*** Opening Supplied material ***

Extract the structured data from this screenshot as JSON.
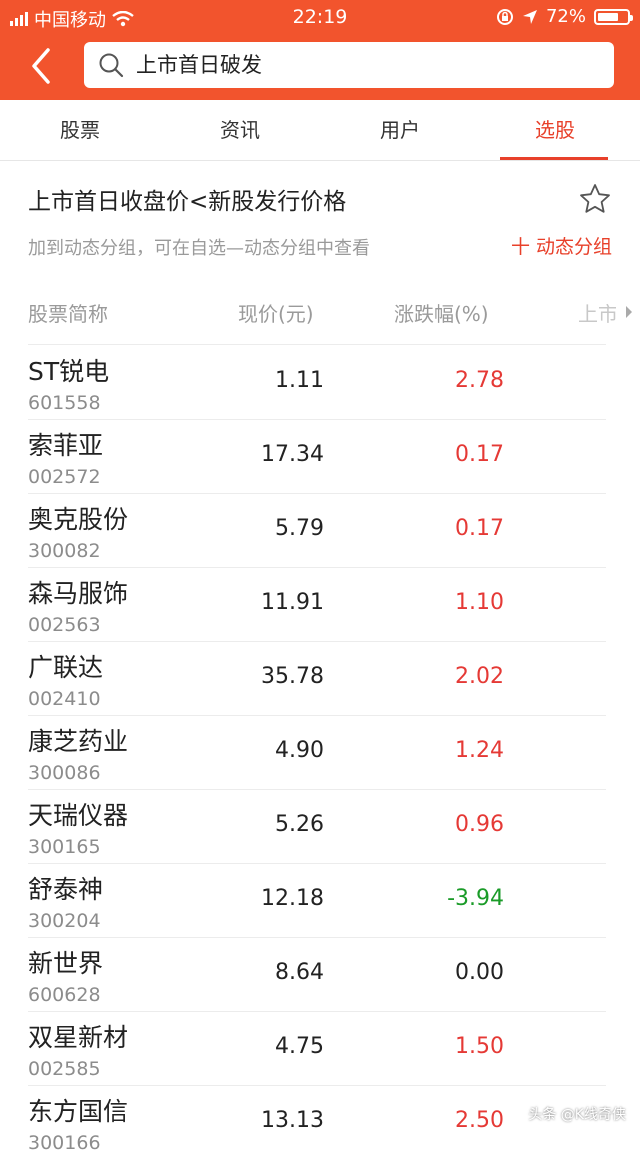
{
  "status_bar": {
    "carrier": "中国移动",
    "time": "22:19",
    "battery": "72%",
    "battery_level": 0.72
  },
  "search": {
    "query": "上市首日破发"
  },
  "tabs": [
    {
      "label": "股票"
    },
    {
      "label": "资讯"
    },
    {
      "label": "用户"
    },
    {
      "label": "选股",
      "active": true
    }
  ],
  "strategy": {
    "title": "上市首日收盘价<新股发行价格",
    "subtitle": "加到动态分组，可在自选—动态分组中查看",
    "add_group_label": "十 动态分组"
  },
  "table": {
    "columns": [
      "股票简称",
      "现价(元)",
      "涨跌幅(%)",
      "上市"
    ],
    "rows": [
      {
        "name": "ST锐电",
        "code": "601558",
        "price": "1.11",
        "change": "2.78",
        "direction": "up"
      },
      {
        "name": "索菲亚",
        "code": "002572",
        "price": "17.34",
        "change": "0.17",
        "direction": "up"
      },
      {
        "name": "奥克股份",
        "code": "300082",
        "price": "5.79",
        "change": "0.17",
        "direction": "up"
      },
      {
        "name": "森马服饰",
        "code": "002563",
        "price": "11.91",
        "change": "1.10",
        "direction": "up"
      },
      {
        "name": "广联达",
        "code": "002410",
        "price": "35.78",
        "change": "2.02",
        "direction": "up"
      },
      {
        "name": "康芝药业",
        "code": "300086",
        "price": "4.90",
        "change": "1.24",
        "direction": "up"
      },
      {
        "name": "天瑞仪器",
        "code": "300165",
        "price": "5.26",
        "change": "0.96",
        "direction": "up"
      },
      {
        "name": "舒泰神",
        "code": "300204",
        "price": "12.18",
        "change": "-3.94",
        "direction": "down"
      },
      {
        "name": "新世界",
        "code": "600628",
        "price": "8.64",
        "change": "0.00",
        "direction": "flat"
      },
      {
        "name": "双星新材",
        "code": "002585",
        "price": "4.75",
        "change": "1.50",
        "direction": "up"
      },
      {
        "name": "东方国信",
        "code": "300166",
        "price": "13.13",
        "change": "2.50",
        "direction": "up"
      }
    ]
  },
  "colors": {
    "brand": "#f2542d",
    "accent": "#e8402a",
    "up": "#e53935",
    "down": "#1a9b28"
  },
  "watermark": "头条 @K线奇侠"
}
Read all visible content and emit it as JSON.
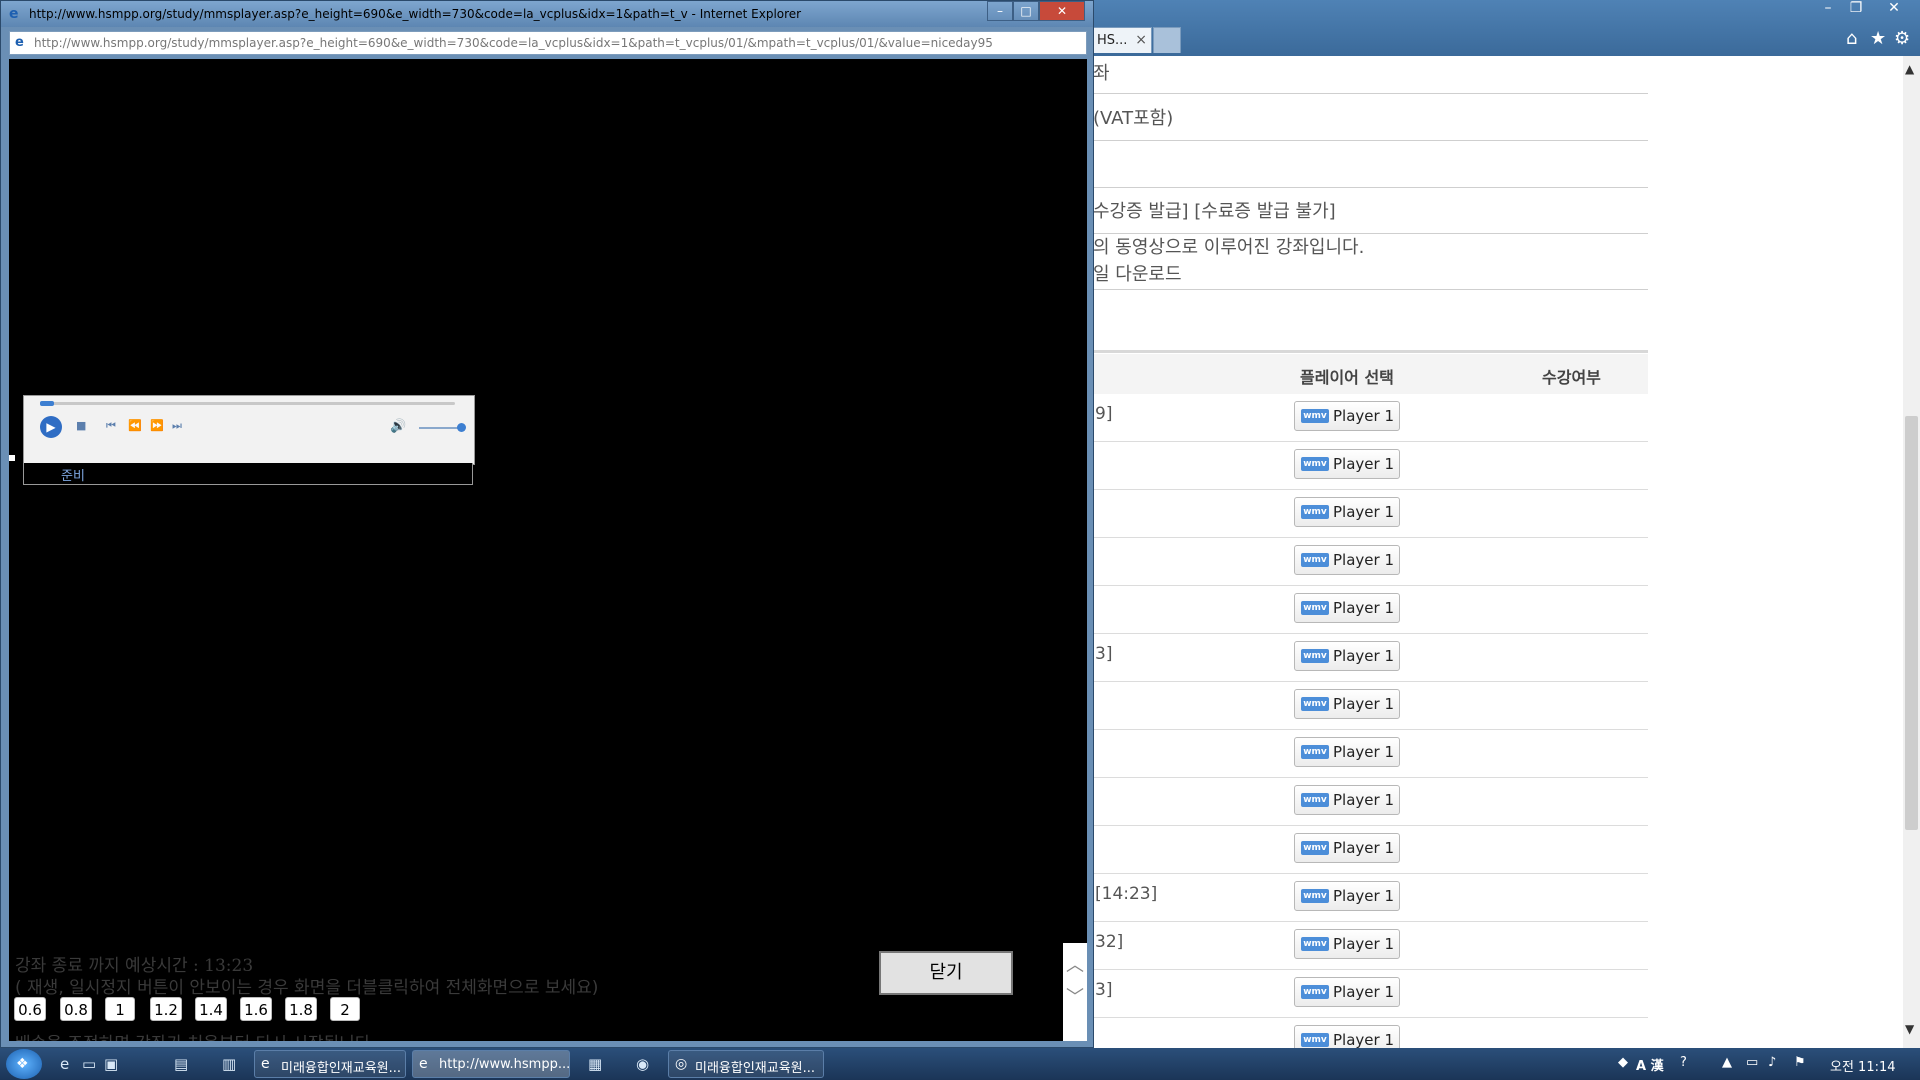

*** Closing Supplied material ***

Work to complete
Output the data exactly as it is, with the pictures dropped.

Result for this exercise
Extract the structured data from this screenshot as JSON.
{
  "status_bar": {
    "carrier": "中国移动",
    "time": "22:19",
    "battery": "72%",
    "battery_level": 0.72
  },
  "search": {
    "query": "上市首日破发"
  },
  "tabs": [
    {
      "label": "股票"
    },
    {
      "label": "资讯"
    },
    {
      "label": "用户"
    },
    {
      "label": "选股",
      "active": true
    }
  ],
  "strategy": {
    "title": "上市首日收盘价<新股发行价格",
    "subtitle": "加到动态分组，可在自选—动态分组中查看",
    "add_group_label": "十 动态分组"
  },
  "table": {
    "columns": [
      "股票简称",
      "现价(元)",
      "涨跌幅(%)",
      "上市"
    ],
    "rows": [
      {
        "name": "ST锐电",
        "code": "601558",
        "price": "1.11",
        "change": "2.78",
        "direction": "up"
      },
      {
        "name": "索菲亚",
        "code": "002572",
        "price": "17.34",
        "change": "0.17",
        "direction": "up"
      },
      {
        "name": "奥克股份",
        "code": "300082",
        "price": "5.79",
        "change": "0.17",
        "direction": "up"
      },
      {
        "name": "森马服饰",
        "code": "002563",
        "price": "11.91",
        "change": "1.10",
        "direction": "up"
      },
      {
        "name": "广联达",
        "code": "002410",
        "price": "35.78",
        "change": "2.02",
        "direction": "up"
      },
      {
        "name": "康芝药业",
        "code": "300086",
        "price": "4.90",
        "change": "1.24",
        "direction": "up"
      },
      {
        "name": "天瑞仪器",
        "code": "300165",
        "price": "5.26",
        "change": "0.96",
        "direction": "up"
      },
      {
        "name": "舒泰神",
        "code": "300204",
        "price": "12.18",
        "change": "-3.94",
        "direction": "down"
      },
      {
        "name": "新世界",
        "code": "600628",
        "price": "8.64",
        "change": "0.00",
        "direction": "flat"
      },
      {
        "name": "双星新材",
        "code": "002585",
        "price": "4.75",
        "change": "1.50",
        "direction": "up"
      },
      {
        "name": "东方国信",
        "code": "300166",
        "price": "13.13",
        "change": "2.50",
        "direction": "up"
      }
    ]
  },
  "colors": {
    "brand": "#f2542d",
    "accent": "#e8402a",
    "up": "#e53935",
    "down": "#1a9b28"
  },
  "watermark": "头条 @K线奇侠"
}
Read all visible content and emit it as JSON.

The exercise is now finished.